After the masterpiece that was Fire Emblem: Awakening, it’s hard to believe that we are getting another fantastic RPG in a mere matter of weeks, but that’s what Atlus’ dungeon-crawler is: a truly wonderful piece of that roleplaying pie for which we all have a hankering. And like any good piece of pie, Legends of the Titan should be enjoyed slowly and until there are only crumbs left. Etrian Odyssey IV takes an unapproachable series and genre and makes it relevant and accessible to almost all gamers out there. It also builds upon the sturdy foundation laid by its previous installments, and refines the formula with a distinct degree of expert precision: better gameplay, map plotting, story, control, graphics and sound. In fact, all of these factors are so well-executed that they come together to make the best Etrian Odyssey yet. If someone is looking for one of the most entrancing, addictive RPGs on the 3DS, then they should not hesitate to run as quickly as they can to their nearest game store to purchase Legends of the Titan; it’s certainly worth every penny of its price tag, and then some.
score4.5
Platform: 3DS

  • opterasis

    I just got a 3DS, and I’ve seen this game pop up as a suggestion several times.

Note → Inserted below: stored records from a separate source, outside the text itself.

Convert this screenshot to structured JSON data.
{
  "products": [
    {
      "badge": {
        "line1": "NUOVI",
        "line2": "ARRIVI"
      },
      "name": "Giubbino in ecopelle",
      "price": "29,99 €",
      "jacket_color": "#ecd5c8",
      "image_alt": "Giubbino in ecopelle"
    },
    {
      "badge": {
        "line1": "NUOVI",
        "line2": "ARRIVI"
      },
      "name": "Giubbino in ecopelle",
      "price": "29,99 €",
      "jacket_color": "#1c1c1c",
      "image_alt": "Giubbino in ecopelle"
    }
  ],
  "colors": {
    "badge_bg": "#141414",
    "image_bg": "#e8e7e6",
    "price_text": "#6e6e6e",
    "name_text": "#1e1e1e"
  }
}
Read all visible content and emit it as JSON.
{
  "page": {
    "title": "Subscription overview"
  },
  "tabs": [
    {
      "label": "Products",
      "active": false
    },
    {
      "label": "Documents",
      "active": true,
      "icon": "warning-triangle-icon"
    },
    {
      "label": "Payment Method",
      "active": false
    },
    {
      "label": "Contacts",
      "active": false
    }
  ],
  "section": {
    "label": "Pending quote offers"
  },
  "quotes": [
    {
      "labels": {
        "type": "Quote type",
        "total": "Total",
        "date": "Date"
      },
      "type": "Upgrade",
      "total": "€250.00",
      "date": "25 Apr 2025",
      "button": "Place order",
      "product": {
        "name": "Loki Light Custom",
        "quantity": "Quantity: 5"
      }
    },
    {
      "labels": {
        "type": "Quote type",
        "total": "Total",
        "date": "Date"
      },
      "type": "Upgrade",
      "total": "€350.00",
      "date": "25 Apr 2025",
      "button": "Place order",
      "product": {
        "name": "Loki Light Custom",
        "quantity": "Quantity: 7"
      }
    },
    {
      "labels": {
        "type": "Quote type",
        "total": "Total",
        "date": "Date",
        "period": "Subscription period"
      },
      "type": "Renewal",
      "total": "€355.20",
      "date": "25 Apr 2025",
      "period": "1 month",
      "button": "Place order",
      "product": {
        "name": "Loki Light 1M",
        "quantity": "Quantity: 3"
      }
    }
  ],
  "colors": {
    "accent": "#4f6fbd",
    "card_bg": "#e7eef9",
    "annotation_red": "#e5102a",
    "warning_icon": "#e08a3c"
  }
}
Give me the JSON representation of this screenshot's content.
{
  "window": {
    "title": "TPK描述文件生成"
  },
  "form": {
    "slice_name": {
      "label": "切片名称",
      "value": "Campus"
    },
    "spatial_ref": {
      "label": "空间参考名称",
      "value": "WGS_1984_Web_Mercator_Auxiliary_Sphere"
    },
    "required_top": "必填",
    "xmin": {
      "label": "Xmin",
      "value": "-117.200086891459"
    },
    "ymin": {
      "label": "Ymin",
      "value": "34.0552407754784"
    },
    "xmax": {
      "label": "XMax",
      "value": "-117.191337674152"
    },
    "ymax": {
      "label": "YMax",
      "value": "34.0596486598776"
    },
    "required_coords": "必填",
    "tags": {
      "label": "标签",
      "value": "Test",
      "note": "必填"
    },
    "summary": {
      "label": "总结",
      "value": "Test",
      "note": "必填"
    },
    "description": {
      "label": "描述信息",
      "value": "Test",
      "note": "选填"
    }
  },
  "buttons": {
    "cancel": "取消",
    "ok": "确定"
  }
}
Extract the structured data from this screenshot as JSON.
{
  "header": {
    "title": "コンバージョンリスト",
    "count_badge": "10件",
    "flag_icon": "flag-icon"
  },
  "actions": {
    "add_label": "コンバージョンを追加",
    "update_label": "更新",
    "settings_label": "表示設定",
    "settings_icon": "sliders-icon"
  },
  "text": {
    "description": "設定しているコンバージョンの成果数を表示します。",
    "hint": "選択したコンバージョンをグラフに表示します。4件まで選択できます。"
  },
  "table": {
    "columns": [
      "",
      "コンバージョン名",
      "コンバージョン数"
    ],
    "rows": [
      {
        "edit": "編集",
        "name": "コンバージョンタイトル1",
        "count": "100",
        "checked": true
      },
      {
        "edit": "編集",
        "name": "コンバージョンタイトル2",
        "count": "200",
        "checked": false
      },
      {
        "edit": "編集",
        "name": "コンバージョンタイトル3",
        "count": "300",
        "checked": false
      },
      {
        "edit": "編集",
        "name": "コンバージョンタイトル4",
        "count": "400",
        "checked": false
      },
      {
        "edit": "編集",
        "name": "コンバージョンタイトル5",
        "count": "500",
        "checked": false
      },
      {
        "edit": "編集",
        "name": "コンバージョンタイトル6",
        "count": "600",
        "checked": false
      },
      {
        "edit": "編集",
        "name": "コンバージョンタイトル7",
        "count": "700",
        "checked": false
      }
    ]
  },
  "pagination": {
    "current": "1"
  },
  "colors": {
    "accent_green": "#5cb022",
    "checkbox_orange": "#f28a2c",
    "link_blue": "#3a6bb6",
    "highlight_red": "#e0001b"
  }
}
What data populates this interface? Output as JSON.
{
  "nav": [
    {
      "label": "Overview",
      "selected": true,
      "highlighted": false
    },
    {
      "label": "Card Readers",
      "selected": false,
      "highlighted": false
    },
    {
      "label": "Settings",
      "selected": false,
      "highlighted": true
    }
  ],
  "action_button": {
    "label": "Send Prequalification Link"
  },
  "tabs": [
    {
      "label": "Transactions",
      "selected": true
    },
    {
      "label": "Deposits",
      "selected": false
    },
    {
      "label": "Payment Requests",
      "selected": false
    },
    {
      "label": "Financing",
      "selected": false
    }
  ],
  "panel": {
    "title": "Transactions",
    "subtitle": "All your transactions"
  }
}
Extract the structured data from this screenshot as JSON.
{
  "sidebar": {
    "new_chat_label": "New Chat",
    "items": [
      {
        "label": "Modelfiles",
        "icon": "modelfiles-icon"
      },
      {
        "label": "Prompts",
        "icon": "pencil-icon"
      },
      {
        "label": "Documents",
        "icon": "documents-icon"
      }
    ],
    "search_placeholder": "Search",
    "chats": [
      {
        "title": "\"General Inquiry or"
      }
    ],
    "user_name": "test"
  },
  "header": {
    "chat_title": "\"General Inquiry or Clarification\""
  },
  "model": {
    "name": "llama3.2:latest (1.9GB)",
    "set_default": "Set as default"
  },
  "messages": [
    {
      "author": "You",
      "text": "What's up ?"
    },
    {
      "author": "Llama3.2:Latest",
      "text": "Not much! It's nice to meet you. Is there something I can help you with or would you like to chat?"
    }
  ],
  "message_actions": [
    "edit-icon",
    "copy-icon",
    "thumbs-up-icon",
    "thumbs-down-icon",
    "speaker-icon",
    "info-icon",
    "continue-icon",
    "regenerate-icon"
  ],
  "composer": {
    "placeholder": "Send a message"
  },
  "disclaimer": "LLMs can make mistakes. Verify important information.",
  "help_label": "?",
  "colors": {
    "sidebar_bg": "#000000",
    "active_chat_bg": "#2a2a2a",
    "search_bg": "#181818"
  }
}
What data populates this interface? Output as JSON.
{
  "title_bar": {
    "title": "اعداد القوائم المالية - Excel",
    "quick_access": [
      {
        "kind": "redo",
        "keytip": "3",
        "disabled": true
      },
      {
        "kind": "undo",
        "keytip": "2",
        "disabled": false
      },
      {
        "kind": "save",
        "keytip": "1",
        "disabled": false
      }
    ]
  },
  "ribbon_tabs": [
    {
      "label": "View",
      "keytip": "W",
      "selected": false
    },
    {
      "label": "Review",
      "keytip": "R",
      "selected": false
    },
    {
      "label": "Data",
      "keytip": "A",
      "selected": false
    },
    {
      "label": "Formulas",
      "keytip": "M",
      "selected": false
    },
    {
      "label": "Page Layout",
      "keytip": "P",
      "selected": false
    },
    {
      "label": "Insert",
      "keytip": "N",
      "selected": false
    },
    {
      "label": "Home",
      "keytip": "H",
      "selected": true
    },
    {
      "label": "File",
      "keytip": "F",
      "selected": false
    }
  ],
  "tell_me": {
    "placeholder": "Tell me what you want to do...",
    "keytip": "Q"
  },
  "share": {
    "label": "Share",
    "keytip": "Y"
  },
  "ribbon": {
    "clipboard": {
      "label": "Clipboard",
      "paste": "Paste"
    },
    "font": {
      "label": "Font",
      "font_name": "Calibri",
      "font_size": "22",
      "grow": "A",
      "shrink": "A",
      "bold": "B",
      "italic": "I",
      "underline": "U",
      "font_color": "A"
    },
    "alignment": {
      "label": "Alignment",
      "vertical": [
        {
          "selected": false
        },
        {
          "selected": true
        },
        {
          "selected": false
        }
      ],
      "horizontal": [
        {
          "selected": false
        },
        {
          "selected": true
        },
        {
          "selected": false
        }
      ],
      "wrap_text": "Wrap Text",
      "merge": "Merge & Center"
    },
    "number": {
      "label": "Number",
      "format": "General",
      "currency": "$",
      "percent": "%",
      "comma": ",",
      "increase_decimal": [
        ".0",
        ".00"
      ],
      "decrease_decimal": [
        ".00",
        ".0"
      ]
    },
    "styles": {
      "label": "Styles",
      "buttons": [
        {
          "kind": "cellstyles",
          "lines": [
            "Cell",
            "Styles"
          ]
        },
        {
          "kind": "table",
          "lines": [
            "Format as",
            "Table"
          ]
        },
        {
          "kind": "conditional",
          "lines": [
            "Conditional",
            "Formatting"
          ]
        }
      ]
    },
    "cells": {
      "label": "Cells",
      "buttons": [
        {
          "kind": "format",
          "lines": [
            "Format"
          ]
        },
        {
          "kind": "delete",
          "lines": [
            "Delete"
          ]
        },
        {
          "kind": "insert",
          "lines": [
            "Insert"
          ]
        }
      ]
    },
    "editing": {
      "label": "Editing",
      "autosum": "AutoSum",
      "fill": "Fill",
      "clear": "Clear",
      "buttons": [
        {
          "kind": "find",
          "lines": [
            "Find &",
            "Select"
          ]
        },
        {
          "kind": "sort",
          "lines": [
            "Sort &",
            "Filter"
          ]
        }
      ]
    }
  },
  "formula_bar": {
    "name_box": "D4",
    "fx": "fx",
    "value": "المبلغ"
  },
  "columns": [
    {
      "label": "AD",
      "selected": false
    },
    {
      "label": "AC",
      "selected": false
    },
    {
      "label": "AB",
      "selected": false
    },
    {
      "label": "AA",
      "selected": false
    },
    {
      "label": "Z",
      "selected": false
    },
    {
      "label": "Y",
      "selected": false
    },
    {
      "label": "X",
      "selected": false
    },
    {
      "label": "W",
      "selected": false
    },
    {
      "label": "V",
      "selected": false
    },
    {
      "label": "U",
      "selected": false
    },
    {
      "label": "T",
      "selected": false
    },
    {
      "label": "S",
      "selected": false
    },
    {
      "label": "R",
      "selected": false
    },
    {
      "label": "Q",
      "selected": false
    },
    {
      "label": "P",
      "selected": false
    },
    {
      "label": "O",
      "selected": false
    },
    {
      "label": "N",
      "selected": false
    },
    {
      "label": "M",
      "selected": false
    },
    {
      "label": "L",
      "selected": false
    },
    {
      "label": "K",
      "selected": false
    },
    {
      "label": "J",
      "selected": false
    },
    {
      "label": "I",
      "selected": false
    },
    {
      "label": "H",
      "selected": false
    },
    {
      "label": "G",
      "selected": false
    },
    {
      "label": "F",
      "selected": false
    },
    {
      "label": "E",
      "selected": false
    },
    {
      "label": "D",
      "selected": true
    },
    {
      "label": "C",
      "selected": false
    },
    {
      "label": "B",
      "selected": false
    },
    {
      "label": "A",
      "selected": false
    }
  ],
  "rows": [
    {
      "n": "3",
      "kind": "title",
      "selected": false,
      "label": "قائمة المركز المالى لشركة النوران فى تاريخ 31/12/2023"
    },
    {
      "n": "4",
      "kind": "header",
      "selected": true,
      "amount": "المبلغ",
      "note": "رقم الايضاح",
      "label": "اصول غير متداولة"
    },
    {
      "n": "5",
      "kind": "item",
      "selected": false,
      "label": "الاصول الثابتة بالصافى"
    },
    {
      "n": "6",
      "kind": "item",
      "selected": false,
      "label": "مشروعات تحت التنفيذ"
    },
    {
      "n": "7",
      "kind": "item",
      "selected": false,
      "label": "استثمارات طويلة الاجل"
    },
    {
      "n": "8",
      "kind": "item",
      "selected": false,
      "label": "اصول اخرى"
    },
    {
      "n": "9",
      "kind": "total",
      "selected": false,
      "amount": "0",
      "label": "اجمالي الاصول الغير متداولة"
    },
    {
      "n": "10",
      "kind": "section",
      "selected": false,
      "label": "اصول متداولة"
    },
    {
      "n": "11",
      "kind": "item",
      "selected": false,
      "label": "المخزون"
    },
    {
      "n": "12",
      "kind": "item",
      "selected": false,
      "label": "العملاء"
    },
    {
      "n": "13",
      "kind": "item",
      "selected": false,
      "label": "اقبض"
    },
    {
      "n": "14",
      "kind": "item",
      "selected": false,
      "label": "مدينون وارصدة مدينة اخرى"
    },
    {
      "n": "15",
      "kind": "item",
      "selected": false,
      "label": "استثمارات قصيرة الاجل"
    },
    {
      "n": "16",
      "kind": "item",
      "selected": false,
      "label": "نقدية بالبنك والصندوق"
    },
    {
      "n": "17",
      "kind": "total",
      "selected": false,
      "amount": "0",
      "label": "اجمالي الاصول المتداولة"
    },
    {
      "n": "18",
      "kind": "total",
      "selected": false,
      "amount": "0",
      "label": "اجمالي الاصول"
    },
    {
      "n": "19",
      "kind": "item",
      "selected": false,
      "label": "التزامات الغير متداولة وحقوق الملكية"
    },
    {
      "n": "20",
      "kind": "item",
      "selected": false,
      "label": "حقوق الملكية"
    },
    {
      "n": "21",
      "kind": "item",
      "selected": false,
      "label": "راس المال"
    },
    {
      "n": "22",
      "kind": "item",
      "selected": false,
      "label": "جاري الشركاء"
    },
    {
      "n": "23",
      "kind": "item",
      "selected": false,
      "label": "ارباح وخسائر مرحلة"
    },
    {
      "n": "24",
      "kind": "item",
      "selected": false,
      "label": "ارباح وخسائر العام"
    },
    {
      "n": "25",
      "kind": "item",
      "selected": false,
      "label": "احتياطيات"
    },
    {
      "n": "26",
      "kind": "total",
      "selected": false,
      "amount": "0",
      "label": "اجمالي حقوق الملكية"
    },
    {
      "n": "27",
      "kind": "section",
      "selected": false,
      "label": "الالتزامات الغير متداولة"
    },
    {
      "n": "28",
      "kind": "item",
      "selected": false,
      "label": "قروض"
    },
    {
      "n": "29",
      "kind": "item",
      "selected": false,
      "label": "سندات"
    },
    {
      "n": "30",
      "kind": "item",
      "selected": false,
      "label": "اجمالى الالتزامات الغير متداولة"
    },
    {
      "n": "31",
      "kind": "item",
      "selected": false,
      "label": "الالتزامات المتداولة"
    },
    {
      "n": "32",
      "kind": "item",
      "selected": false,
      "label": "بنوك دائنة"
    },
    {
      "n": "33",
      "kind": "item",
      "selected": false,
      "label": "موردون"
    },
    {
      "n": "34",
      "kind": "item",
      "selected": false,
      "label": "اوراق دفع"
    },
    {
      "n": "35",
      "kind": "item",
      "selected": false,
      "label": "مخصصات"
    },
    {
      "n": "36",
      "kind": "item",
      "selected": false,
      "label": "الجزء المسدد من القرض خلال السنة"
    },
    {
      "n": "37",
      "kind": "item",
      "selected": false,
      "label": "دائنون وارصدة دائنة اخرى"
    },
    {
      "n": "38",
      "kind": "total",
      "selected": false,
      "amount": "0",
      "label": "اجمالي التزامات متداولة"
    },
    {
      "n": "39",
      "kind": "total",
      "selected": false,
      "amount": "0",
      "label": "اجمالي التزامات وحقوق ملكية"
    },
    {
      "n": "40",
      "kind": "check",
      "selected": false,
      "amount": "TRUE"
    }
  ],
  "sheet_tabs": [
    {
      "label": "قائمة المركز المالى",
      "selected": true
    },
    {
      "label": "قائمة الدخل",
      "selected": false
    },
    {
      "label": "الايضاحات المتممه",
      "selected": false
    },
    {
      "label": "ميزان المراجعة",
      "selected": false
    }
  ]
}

I wasn’t completely sold on the trailers, but the reviews have been fairly positive. I may have to give it a shot once it gets a price drop or two.